> [Task description]
Find the string "hint" in the records. Copy every line it appears in.
___ Exercise material ___
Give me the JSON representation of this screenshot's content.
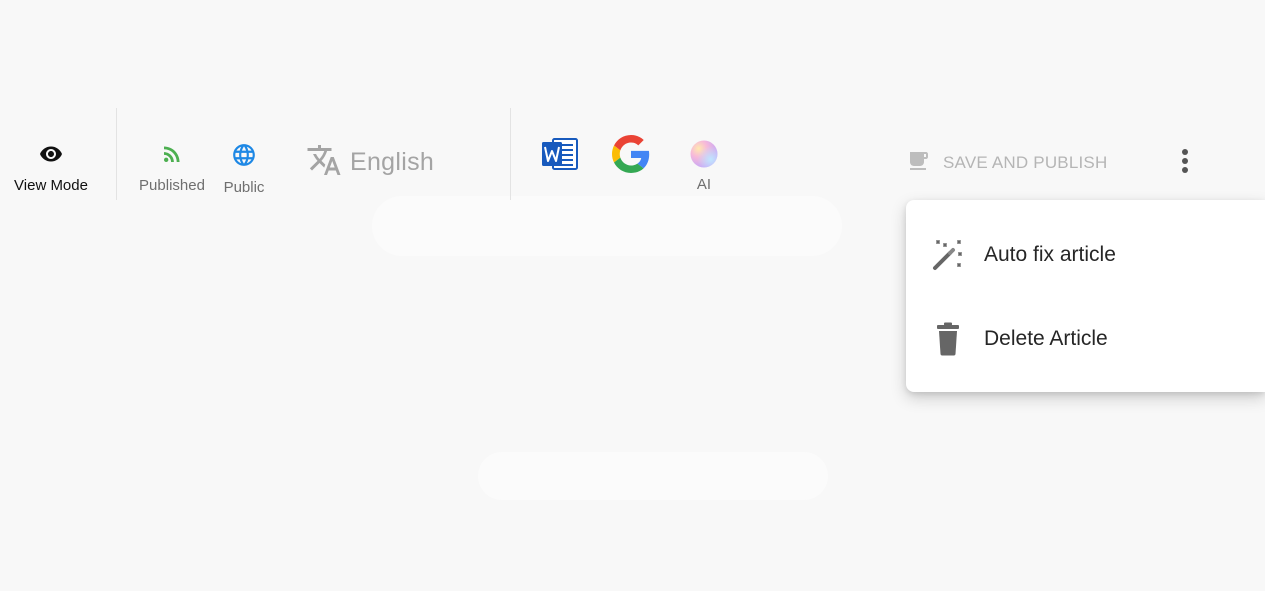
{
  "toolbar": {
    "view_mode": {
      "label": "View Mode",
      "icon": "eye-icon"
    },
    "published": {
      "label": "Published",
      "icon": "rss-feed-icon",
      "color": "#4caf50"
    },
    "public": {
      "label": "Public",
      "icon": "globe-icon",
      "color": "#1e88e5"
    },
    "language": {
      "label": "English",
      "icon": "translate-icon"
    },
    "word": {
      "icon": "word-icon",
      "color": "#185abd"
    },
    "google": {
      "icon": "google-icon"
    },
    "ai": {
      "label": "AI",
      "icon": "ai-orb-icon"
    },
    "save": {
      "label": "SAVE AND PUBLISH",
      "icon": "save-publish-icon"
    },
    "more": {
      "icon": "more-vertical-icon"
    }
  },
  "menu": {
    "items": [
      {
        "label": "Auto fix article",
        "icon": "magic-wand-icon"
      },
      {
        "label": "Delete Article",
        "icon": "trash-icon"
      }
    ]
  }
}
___
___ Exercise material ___
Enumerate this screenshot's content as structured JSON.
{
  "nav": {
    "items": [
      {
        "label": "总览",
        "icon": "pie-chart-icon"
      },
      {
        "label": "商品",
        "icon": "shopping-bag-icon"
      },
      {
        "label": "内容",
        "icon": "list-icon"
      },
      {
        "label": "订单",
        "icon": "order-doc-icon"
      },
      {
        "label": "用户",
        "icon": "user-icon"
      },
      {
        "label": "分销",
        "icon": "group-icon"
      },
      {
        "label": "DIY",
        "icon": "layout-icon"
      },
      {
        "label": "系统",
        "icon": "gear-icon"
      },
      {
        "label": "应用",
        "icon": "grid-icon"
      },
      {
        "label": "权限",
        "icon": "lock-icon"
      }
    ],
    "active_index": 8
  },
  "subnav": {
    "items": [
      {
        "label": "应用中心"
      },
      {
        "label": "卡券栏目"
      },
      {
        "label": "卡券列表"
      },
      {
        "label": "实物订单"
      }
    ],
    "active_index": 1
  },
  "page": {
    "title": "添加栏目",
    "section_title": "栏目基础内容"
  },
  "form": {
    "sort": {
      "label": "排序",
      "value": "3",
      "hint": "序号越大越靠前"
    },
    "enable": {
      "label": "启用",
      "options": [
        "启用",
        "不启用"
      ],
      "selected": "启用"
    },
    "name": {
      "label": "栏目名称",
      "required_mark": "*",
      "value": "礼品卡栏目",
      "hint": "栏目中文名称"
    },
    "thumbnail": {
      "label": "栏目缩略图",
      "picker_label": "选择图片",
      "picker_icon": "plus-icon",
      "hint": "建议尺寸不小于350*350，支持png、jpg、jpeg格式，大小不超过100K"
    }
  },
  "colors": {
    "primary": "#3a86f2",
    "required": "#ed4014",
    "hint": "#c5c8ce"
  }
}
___
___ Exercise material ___
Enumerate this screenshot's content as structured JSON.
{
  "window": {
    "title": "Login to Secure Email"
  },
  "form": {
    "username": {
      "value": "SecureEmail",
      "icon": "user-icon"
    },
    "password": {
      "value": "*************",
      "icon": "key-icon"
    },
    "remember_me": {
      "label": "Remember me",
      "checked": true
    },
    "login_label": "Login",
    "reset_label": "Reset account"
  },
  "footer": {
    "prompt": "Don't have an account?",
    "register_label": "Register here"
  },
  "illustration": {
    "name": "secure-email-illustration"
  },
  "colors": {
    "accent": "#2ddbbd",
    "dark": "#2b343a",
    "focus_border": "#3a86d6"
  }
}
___
> [Solution to this exercise]
      "hint": "序号越大越靠前"
      "hint": "栏目中文名称"
      "hint": "建议尺寸不小于350*350，支持png、jpg、jpeg格式，大小不超过100K"
    "hint": "#c5c8ce"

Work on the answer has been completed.